Walking into a health food store and seeing that giant wall of protein powder can be an overwhelming experience for people without the proper knowledge of what they need. You ask for help from the staff, and they convince you to buy the most expensive protein powder in the store. You can’t be mad at them, it’s their job. However, odds are the average consumer doesn’t need a $70 canister of protein.
Whey. Isolate. Hydrolysate. Casein. There are a LOT of options when you go in the store or click on the supplement website. And while you’ll be told or read that something is the best, odds are it’s what the store or website is trying hard to sell that month. Today, I’m going to explain the difference between all those things up on that wall so you can be a more educated consumer next time you buy Protein powder. Who knows, maybe you’ll be able to teach the sales guy something!
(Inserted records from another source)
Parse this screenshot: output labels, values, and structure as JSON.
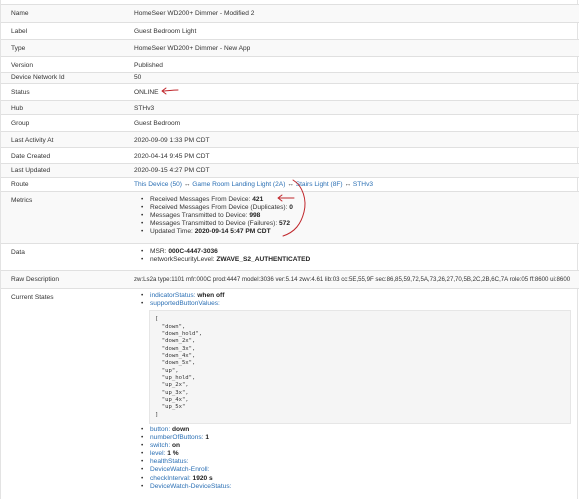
{
  "fields": {
    "name": {
      "label": "Name",
      "value": "HomeSeer WD200+ Dimmer - Modified 2"
    },
    "label": {
      "label": "Label",
      "value": "Guest Bedroom Light"
    },
    "type": {
      "label": "Type",
      "value": "HomeSeer WD200+ Dimmer - New App"
    },
    "version": {
      "label": "Version",
      "value": "Published"
    },
    "network_id": {
      "label": "Device Network Id",
      "value": "50"
    },
    "status": {
      "label": "Status",
      "value": "ONLINE"
    },
    "hub": {
      "label": "Hub",
      "value": "STHv3"
    },
    "group": {
      "label": "Group",
      "value": "Guest Bedroom"
    },
    "last_activity": {
      "label": "Last Activity At",
      "value": "2020-09-09 1:33 PM CDT"
    },
    "date_created": {
      "label": "Date Created",
      "value": "2020-04-14 9:45 PM CDT"
    },
    "last_updated": {
      "label": "Last Updated",
      "value": "2020-09-15 4:27 PM CDT"
    },
    "route": {
      "label": "Route",
      "hops": [
        "This Device (50)",
        "Game Room Landing Light (2A)",
        "Stairs Light (8F)",
        "STHv3"
      ],
      "separator": "↔"
    },
    "metrics": {
      "label": "Metrics",
      "items": [
        {
          "name": "Received Messages From Device:",
          "value": "421"
        },
        {
          "name": "Received Messages From Device (Duplicates):",
          "value": "0"
        },
        {
          "name": "Messages Transmitted to Device:",
          "value": "998"
        },
        {
          "name": "Messages Transmitted to Device (Failures):",
          "value": "572"
        },
        {
          "name": "Updated Time:",
          "value": "2020-09-14 5:47 PM CDT"
        }
      ]
    },
    "data": {
      "label": "Data",
      "items": [
        {
          "name": "MSR:",
          "value": "000C-4447-3036"
        },
        {
          "name": "networkSecurityLevel:",
          "value": "ZWAVE_S2_AUTHENTICATED"
        }
      ]
    },
    "raw": {
      "label": "Raw Description",
      "value": "zw:Ls2a type:1101 mfr:000C prod:4447 model:3036 ver:5.14 zwv:4.61 lib:03 cc:5E,55,9F sec:86,85,59,72,5A,73,26,27,70,5B,2C,2B,6C,7A role:05 ff:8600 ui:8600"
    },
    "current_states": {
      "label": "Current States",
      "top": [
        {
          "name": "indicatorStatus:",
          "value": "when off"
        },
        {
          "name": "supportedButtonValues:",
          "value": ""
        }
      ],
      "code_lines": [
        "[",
        "  \"down\",",
        "  \"down_hold\",",
        "  \"down_2x\",",
        "  \"down_3x\",",
        "  \"down_4x\",",
        "  \"down_5x\",",
        "  \"up\",",
        "  \"up_hold\",",
        "  \"up_2x\",",
        "  \"up_3x\",",
        "  \"up_4x\",",
        "  \"up_5x\"",
        "]"
      ],
      "bottom": [
        {
          "name": "button:",
          "value": "down"
        },
        {
          "name": "numberOfButtons:",
          "value": "1"
        },
        {
          "name": "switch:",
          "value": "on"
        },
        {
          "name": "level:",
          "value": "1 %"
        },
        {
          "name": "healthStatus:",
          "value": ""
        },
        {
          "name": "DeviceWatch-Enroll:",
          "value": ""
        },
        {
          "name": "checkInterval:",
          "value": "1920 s"
        },
        {
          "name": "DeviceWatch-DeviceStatus:",
          "value": ""
        }
      ]
    }
  },
  "colors": {
    "link": "#2a6fb4",
    "annotation": "#c0262b",
    "alt_row": "#f9f9f9"
  }
}
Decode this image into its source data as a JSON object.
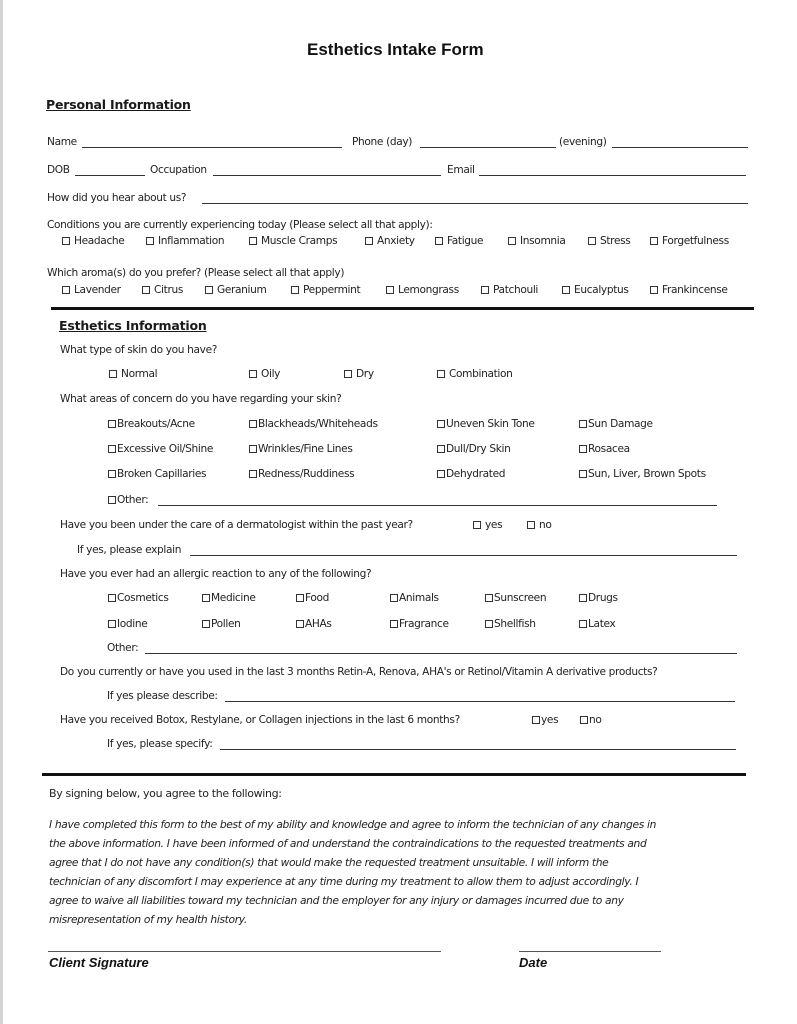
{
  "document": {
    "title": "Esthetics Intake Form"
  },
  "personal": {
    "heading": "Personal Information",
    "name_label": "Name",
    "phone_day_label": "Phone (day)",
    "phone_evening_label": "(evening)",
    "dob_label": "DOB",
    "occupation_label": "Occupation",
    "email_label": "Email",
    "referral_label": "How did you hear about us?",
    "conditions_label": "Conditions you are currently experiencing today (Please select all that apply):",
    "conditions": [
      "Headache",
      "Inflammation",
      "Muscle Cramps",
      "Anxiety",
      "Fatigue",
      "Insomnia",
      "Stress",
      "Forgetfulness"
    ],
    "aromas_label": "Which aroma(s) do you prefer? (Please select all that apply)",
    "aromas": [
      "Lavender",
      "Citrus",
      "Geranium",
      "Peppermint",
      "Lemongrass",
      "Patchouli",
      "Eucalyptus",
      "Frankincense"
    ]
  },
  "esthetics": {
    "heading": "Esthetics Information",
    "skin_type_label": "What type of skin do you have?",
    "skin_types": [
      "Normal",
      "Oily",
      "Dry",
      "Combination"
    ],
    "concerns_label": "What areas of concern do you have regarding your skin?",
    "concerns": [
      "Breakouts/Acne",
      "Blackheads/Whiteheads",
      "Uneven Skin Tone",
      "Sun Damage",
      "Excessive Oil/Shine",
      "Wrinkles/Fine Lines",
      "Dull/Dry Skin",
      "Rosacea",
      "Broken Capillaries",
      "Redness/Ruddiness",
      "Dehydrated",
      "Sun, Liver, Brown Spots"
    ],
    "concerns_other_label": "Other:",
    "dermatologist_label": "Have you been under the care of a dermatologist within the past year?",
    "yes_label": "yes",
    "no_label": "no",
    "dermatologist_explain_label": "If yes, please explain",
    "allergy_label": "Have you ever had an allergic reaction to any of the following?",
    "allergies": [
      "Cosmetics",
      "Medicine",
      "Food",
      "Animals",
      "Sunscreen",
      "Drugs",
      "Iodine",
      "Pollen",
      "AHAs",
      "Fragrance",
      "Shellfish",
      "Latex"
    ],
    "allergy_other_label": "Other:",
    "retin_label": "Do you currently or have you used in the last 3 months Retin-A, Renova, AHA's or Retinol/Vitamin A derivative products?",
    "retin_describe_label": "If yes please describe:",
    "botox_label": "Have you received Botox, Restylane, or Collagen injections in the last 6 months?",
    "botox_specify_label": "If yes, please specify:"
  },
  "agreement": {
    "intro": "By signing below, you agree to the following:",
    "lines": [
      "I have completed this form to the best of my ability and knowledge and agree to inform the technician of any changes in",
      "the above information. I have been informed of and understand the contraindications to the requested treatments and",
      "agree that I do not have any condition(s) that would make the requested treatment unsuitable. I will inform the",
      "technician of any discomfort I may experience at any time during my treatment to allow them to adjust accordingly. I",
      "agree to waive all liabilities toward my technician and the employer for any injury or damages incurred due to any",
      "misrepresentation of my health history."
    ],
    "signature_label": "Client Signature",
    "date_label": "Date"
  }
}
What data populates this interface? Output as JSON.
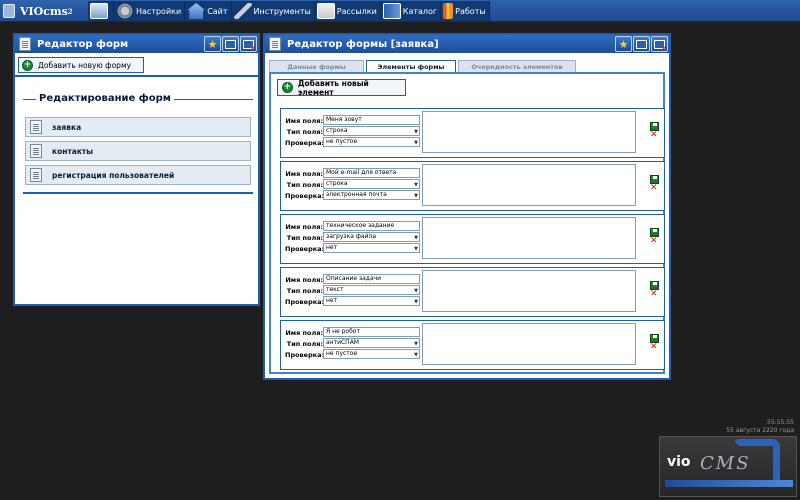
{
  "topbar": {
    "logo": "VIOcms",
    "logo_sup": "2",
    "menu": [
      {
        "label": "",
        "icon": "window-icon"
      },
      {
        "label": "Настройки",
        "icon": "gear-icon"
      },
      {
        "label": "Сайт",
        "icon": "house-icon"
      },
      {
        "label": "Инструменты",
        "icon": "tools-icon"
      },
      {
        "label": "Рассылки",
        "icon": "mail-icon"
      },
      {
        "label": "Каталог",
        "icon": "book-icon"
      },
      {
        "label": "Работы",
        "icon": "work-icon"
      }
    ]
  },
  "left_window": {
    "title": "Редактор форм",
    "add_button": "Добавить новую форму",
    "section_title": "Редактирование форм",
    "forms": [
      {
        "label": "заявка"
      },
      {
        "label": "контакты"
      },
      {
        "label": "регистрация пользователей"
      }
    ]
  },
  "right_window": {
    "title": "Редактор формы [заявка]",
    "tabs": [
      {
        "label": "Данные формы"
      },
      {
        "label": "Элементы формы"
      },
      {
        "label": "Очередность элементов"
      }
    ],
    "active_tab": "Элементы формы",
    "add_element_button": "Добавить новый элемент",
    "field_labels": {
      "name": "Имя поля:",
      "type": "Тип поля:",
      "check": "Проверка:"
    },
    "elements": [
      {
        "name": "Меня зовут",
        "type": "строка",
        "check": "не пустое"
      },
      {
        "name": "Мой e-mail для ответа",
        "type": "строка",
        "check": "электронная почта"
      },
      {
        "name": "техническое задание",
        "type": "загрузка файла",
        "check": "нет"
      },
      {
        "name": "Описание задачи",
        "type": "текст",
        "check": "нет"
      },
      {
        "name": "Я не робот",
        "type": "антиСПАМ",
        "check": "не пустое"
      }
    ]
  },
  "clock": {
    "time": "55:55:55",
    "date": "55 августа 2220 года"
  },
  "brand": {
    "vio": "vio",
    "cms": "CMS"
  },
  "colors": {
    "accent": "#1f5db1",
    "desktop": "#1e1e1e",
    "delete": "#d91818",
    "save": "#1a6e27"
  }
}
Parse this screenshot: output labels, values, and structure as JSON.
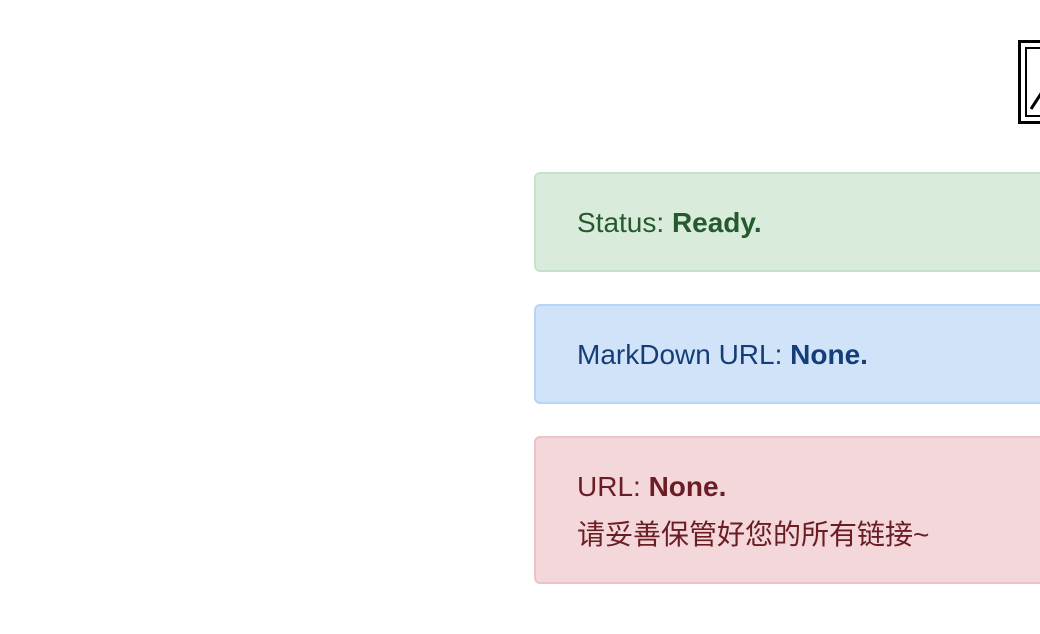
{
  "logo": {
    "icon": "broken-image-icon"
  },
  "status": {
    "label": "Status: ",
    "value": "Ready."
  },
  "markdown_url": {
    "label": "MarkDown URL: ",
    "value": "None."
  },
  "url": {
    "label": "URL: ",
    "value": "None.",
    "note": "请妥善保管好您的所有链接~"
  },
  "colors": {
    "success_bg": "#d9ecdc",
    "success_text": "#255a2e",
    "info_bg": "#d1e3f9",
    "info_text": "#153e78",
    "danger_bg": "#f3d7da",
    "danger_text": "#6b1d24"
  }
}
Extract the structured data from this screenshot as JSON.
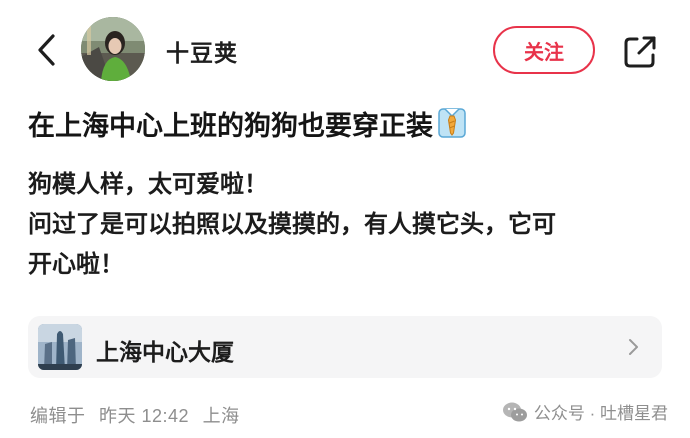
{
  "header": {
    "author_name": "十豆荚",
    "follow_label": "关注"
  },
  "post": {
    "title": "在上海中心上班的狗狗也要穿正装",
    "title_emoji_icon": "necktie-shirt-icon",
    "body_lines": [
      "狗模人样，太可爱啦！",
      "问过了是可以拍照以及摸摸的，有人摸它头，它可",
      "开心啦！"
    ]
  },
  "location": {
    "name": "上海中心大厦"
  },
  "meta": {
    "edited_prefix": "编辑于",
    "time": "昨天 12:42",
    "region": "上海"
  },
  "watermark": {
    "text": "公众号 · 吐槽星君"
  },
  "colors": {
    "accent": "#e8334a",
    "text": "#1b1b1b",
    "muted": "#8e8e8e",
    "card_bg": "#f5f5f6"
  }
}
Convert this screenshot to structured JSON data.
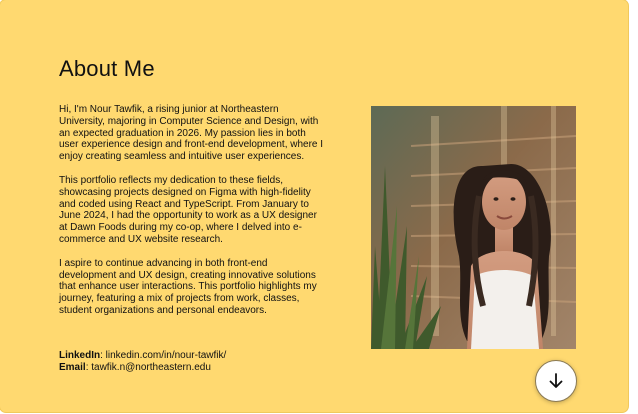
{
  "about": {
    "title": "About Me",
    "paragraphs": [
      "Hi, I'm Nour Tawfik, a rising junior at Northeastern\nUniversity, majoring in Computer Science and Design, with\nan expected graduation in 2026. My passion lies in both\nuser experience design and front-end development, where I\nenjoy creating seamless and intuitive user experiences.",
      "This portfolio reflects my dedication to these fields,\nshowcasing projects designed on Figma with high-fidelity\nand coded using React and TypeScript. From January to\nJune 2024, I had the opportunity to work as a UX designer\nat Dawn Foods during my co-op, where I delved into e-\ncommerce and UX website research.",
      "I aspire to continue advancing in both front-end\ndevelopment and UX design, creating innovative solutions\nthat enhance user interactions. This portfolio highlights my\njourney, featuring a mix of projects from work, classes,\nstudent organizations and personal endeavors."
    ],
    "contact": {
      "linkedin_label": "LinkedIn",
      "linkedin_value": ": linkedin.com/in/nour-tawfik/",
      "email_label": "Email",
      "email_value": ": tawfik.n@northeastern.edu"
    }
  },
  "scroll_button": {
    "icon": "arrow-down-icon"
  },
  "colors": {
    "background": "#ffd970",
    "text": "#111111",
    "button": "#ffffff"
  }
}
For a large number of you, a standard whey protein is all that you’re really going to need when you are choosing a protein powder. Whey protein is a protein that is isolated from a liquid by-product of cheese production. There are quite a few steps to it, but the “fillers” are removed from this liquid, it’s turned into powder form, and takes on the role of one of the most highly absorbable proteins money can buy. These proteins also have a much higher level of branched chain amino acids (BCAA) than a lot of meats, and are nearly perfect for consumption post workout. As I’ve explained in other articles, amino acids are what make up proteins which in turn are what make up muscle tissue.
There are a range of benefits that come from including whey in your fitness program. Whey can be used as a milk alternative to people who are lactose intolerant (although you should verify there is no lactose in the powder you choose if you have a lactose issue). When coupled with exercise, whey helps many people lose significantly more body fat while retaining their precious muscle mass. Whey has also proven to be a very powerful antioxidant. Some studies have actually shown that whey isolate has an even more powerful antioxidant effect than fruits and vegetables, as it works on a cellular level as opposed to just seeking out free radicals in the blood stream.
When choosing a whey protein, you generally have 3 options. Whey protein concentrate. Whey protein isolate. Whey protein hydrolysate. All have beneficial qualities, but all are a bit different in their own way. Let me break down a few specifics about each one:
Whey Protein Concentrate: Most “cheap” whey proteins you’ll see at the store are made up of whey concentrate. In the spectrum of whey proteins, WPC is absorbed quickly, but at a slower rate than it’s isolate and hydrolysate counterparts. This is due to the filtration process used. Since WPC isn’t processed at a super high level, there are still milk-like qualities to it in the form of lactose and milk fat. Most “100% whey” protein powders at the store have a blend of WPC and isolates. The amount of WPC can range anywhere from 30-90%. I usually tell people you can get a general idea how much WPC is in it based on the fat and carbohydrate content of the powder. If the contents of one scoop are something like 2g fat, 7g carbohydrates, and 15g protein, you can bet there is a higher amount of WPC in the product. If you buy a powder with the same fat and carbs, but something more like 30g of protein, odds are there is less WPC and more isolate. That all being said, WPC is a good product, but on the lower end of the whey protein spectrum.
Whey Protein Isolate: As WPC powder can range anywhere from 30-90% protein, when you buy a canister that uses the word “Isolate” on it, the protein content is immediately around the 90% mark, if not more. Whey protein isolate is rendered using processes than remove nearly all milk fat and lactose from the protein. What you are left with is a smaller molecule of protein that is very pure and very rapidly digested. A quality isolate powder will have 1 or less grams of fat and carbohydrates and be much lower in cholesterol compared to concentrate. Fair warning. Isolate is generally going to cost you about 25% more than a WPC based powder.
Whey Protein Hydrolysate: If isolate is the Cadillac of whey protein, Hydrolysate is the Ferrari. When you drink whey protein, the digestive system has to use enzymes to break that protein down to use the amino acids contained in it. Manufacturers can use a process called hydrolysis to “pre-digest” whey, so it provides the most rapid absorption and requires the least digestion of all the whey protein types. These are the protein hydrolysates (look for the word “hydro” on the label, generally speaking). This type of protein is great for someone looking for the best protein absorption you can get, with a bigger available budget. Three pounds of hydrolysate will generally cost as much as five pounds of isolate. Hydrolysates do hold an edge over the other two types of proteins, yes. However, in my opinion, hydrolysates aren’t necessary to achieve great results. I would only recommend buying them if money isn’t an object.